== Exercise instructions ==
Could you retype every entry below exactly as written?

== Task inputs ==
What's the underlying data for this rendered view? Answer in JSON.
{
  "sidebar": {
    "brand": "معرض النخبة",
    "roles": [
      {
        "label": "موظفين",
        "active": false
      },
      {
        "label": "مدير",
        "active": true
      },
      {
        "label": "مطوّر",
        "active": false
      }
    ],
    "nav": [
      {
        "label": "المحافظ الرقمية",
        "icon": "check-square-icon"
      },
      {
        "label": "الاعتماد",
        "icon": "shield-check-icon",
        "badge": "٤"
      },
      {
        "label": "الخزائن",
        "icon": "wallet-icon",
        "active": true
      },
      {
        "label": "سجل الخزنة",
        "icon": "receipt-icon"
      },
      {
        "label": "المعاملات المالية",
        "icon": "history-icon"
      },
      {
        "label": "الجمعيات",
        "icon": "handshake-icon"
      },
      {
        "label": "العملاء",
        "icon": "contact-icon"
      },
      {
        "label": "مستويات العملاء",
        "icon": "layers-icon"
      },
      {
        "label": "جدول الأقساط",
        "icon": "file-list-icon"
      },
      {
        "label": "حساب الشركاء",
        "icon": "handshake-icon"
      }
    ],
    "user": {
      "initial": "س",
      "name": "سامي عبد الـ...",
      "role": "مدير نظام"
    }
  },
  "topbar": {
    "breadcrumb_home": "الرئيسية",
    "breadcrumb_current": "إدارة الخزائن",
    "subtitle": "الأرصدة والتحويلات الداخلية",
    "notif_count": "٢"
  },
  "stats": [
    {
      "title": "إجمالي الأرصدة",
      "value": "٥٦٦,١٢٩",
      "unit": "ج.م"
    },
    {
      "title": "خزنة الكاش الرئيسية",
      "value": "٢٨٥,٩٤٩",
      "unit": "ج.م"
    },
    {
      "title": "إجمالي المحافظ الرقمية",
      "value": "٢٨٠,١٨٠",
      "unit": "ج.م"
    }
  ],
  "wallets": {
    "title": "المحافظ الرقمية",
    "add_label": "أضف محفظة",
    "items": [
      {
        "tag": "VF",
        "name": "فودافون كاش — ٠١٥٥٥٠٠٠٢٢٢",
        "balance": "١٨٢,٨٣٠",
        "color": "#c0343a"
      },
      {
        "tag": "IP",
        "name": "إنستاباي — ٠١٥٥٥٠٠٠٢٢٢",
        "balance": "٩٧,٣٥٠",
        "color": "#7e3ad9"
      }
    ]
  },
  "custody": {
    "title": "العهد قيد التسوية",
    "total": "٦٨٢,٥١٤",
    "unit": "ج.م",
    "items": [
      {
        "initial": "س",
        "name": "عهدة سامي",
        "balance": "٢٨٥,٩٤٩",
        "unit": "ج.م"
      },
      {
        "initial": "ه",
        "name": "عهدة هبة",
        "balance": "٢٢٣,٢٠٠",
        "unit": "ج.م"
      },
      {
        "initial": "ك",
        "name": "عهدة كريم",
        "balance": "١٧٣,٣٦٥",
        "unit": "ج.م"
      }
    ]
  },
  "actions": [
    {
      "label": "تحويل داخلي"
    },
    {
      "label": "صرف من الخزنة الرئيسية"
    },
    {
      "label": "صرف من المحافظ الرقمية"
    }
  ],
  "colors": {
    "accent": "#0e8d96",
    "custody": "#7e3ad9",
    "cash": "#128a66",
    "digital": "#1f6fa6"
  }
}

== Solution below ==
What's the underlying data for this rendered view? Answer in JSON.
{
  "sidebar": {
    "brand": "معرض النخبة",
    "roles": [
      {
        "label": "موظفين",
        "active": false
      },
      {
        "label": "مدير",
        "active": true
      },
      {
        "label": "مطوّر",
        "active": false
      }
    ],
    "nav": [
      {
        "label": "المحافظ الرقمية",
        "icon": "check-square-icon"
      },
      {
        "label": "الاعتماد",
        "icon": "shield-check-icon",
        "badge": "٤"
      },
      {
        "label": "الخزائن",
        "icon": "wallet-icon",
        "active": true
      },
      {
        "label": "سجل الخزنة",
        "icon": "receipt-icon"
      },
      {
        "label": "المعاملات المالية",
        "icon": "history-icon"
      },
      {
        "label": "الجمعيات",
        "icon": "handshake-icon"
      },
      {
        "label": "العملاء",
        "icon": "contact-icon"
      },
      {
        "label": "مستويات العملاء",
        "icon": "layers-icon"
      },
      {
        "label": "جدول الأقساط",
        "icon": "file-list-icon"
      },
      {
        "label": "حساب الشركاء",
        "icon": "handshake-icon"
      }
    ],
    "user": {
      "initial": "س",
      "name": "سامي عبد الـ...",
      "role": "مدير نظام"
    }
  },
  "topbar": {
    "breadcrumb_home": "الرئيسية",
    "breadcrumb_current": "إدارة الخزائن",
    "subtitle": "الأرصدة والتحويلات الداخلية",
    "notif_count": "٢"
  },
  "stats": [
    {
      "title": "إجمالي الأرصدة",
      "value": "٥٦٦,١٢٩",
      "unit": "ج.م"
    },
    {
      "title": "خزنة الكاش الرئيسية",
      "value": "٢٨٥,٩٤٩",
      "unit": "ج.م"
    },
    {
      "title": "إجمالي المحافظ الرقمية",
      "value": "٢٨٠,١٨٠",
      "unit": "ج.م"
    }
  ],
  "wallets": {
    "title": "المحافظ الرقمية",
    "add_label": "أضف محفظة",
    "items": [
      {
        "tag": "VF",
        "name": "فودافون كاش — ٠١٥٥٥٠٠٠٢٢٢",
        "balance": "١٨٢,٨٣٠",
        "color": "#c0343a"
      },
      {
        "tag": "IP",
        "name": "إنستاباي — ٠١٥٥٥٠٠٠٢٢٢",
        "balance": "٩٧,٣٥٠",
        "color": "#7e3ad9"
      }
    ]
  },
  "custody": {
    "title": "العهد قيد التسوية",
    "total": "٦٨٢,٥١٤",
    "unit": "ج.م",
    "items": [
      {
        "initial": "س",
        "name": "عهدة سامي",
        "balance": "٢٨٥,٩٤٩",
        "unit": "ج.م"
      },
      {
        "initial": "ه",
        "name": "عهدة هبة",
        "balance": "٢٢٣,٢٠٠",
        "unit": "ج.م"
      },
      {
        "initial": "ك",
        "name": "عهدة كريم",
        "balance": "١٧٣,٣٦٥",
        "unit": "ج.م"
      }
    ]
  },
  "actions": [
    {
      "label": "تحويل داخلي"
    },
    {
      "label": "صرف من الخزنة الرئيسية"
    },
    {
      "label": "صرف من المحافظ الرقمية"
    }
  ],
  "colors": {
    "accent": "#0e8d96",
    "custody": "#7e3ad9",
    "cash": "#128a66",
    "digital": "#1f6fa6"
  }
}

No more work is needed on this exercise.